■ Brief
From the listing below, extract every line in which the word "Raffles" appears.

■ Supplied material
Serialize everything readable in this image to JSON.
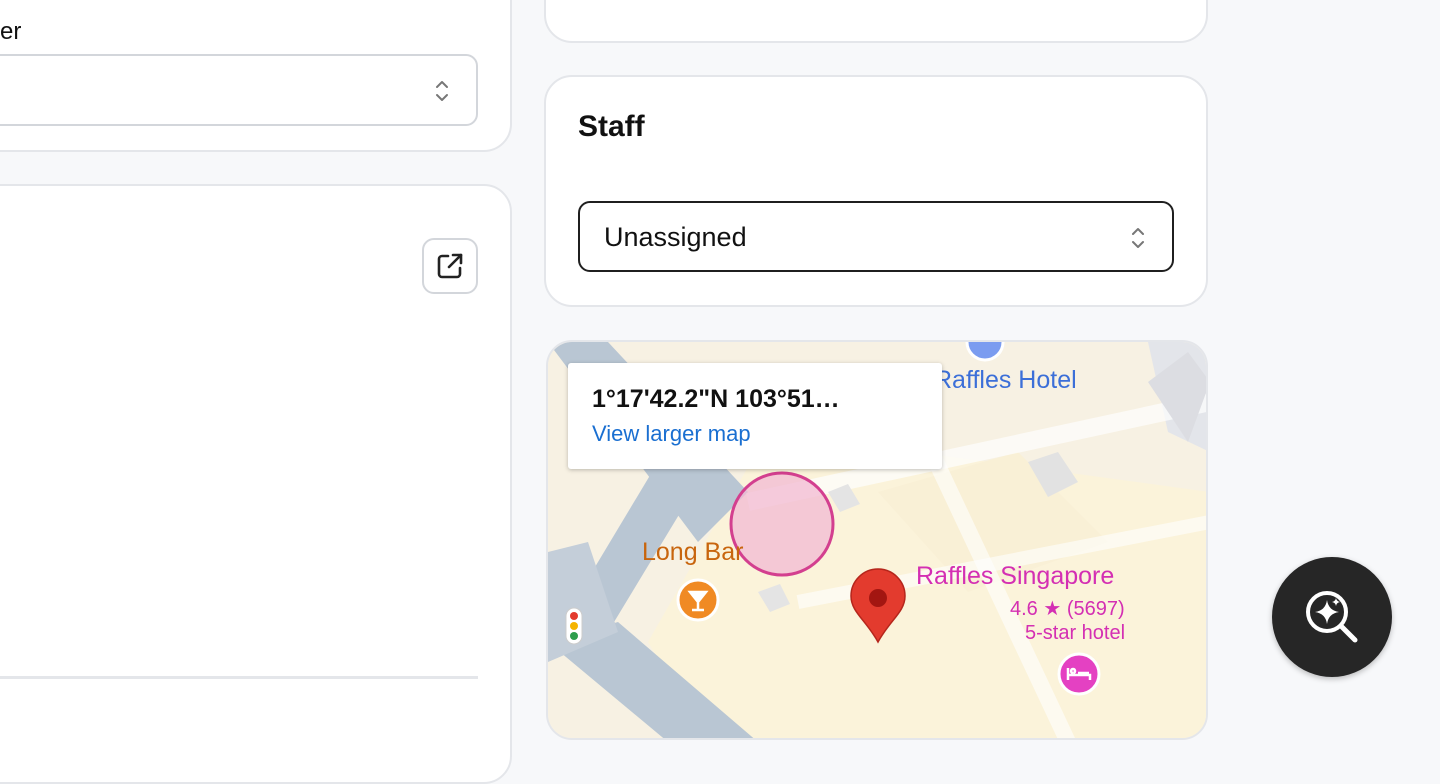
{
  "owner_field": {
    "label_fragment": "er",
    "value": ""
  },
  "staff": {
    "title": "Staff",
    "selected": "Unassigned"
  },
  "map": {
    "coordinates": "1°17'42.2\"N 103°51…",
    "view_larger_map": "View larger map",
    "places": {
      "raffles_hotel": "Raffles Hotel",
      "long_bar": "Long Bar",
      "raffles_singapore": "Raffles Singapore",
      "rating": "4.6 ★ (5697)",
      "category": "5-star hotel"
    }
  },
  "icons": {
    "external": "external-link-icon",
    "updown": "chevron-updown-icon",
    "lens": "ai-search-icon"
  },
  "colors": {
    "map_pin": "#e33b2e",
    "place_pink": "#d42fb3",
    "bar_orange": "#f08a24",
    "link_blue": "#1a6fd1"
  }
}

■ Result of this exercise
      "raffles_hotel": "Raffles Hotel",
      "raffles_singapore": "Raffles Singapore",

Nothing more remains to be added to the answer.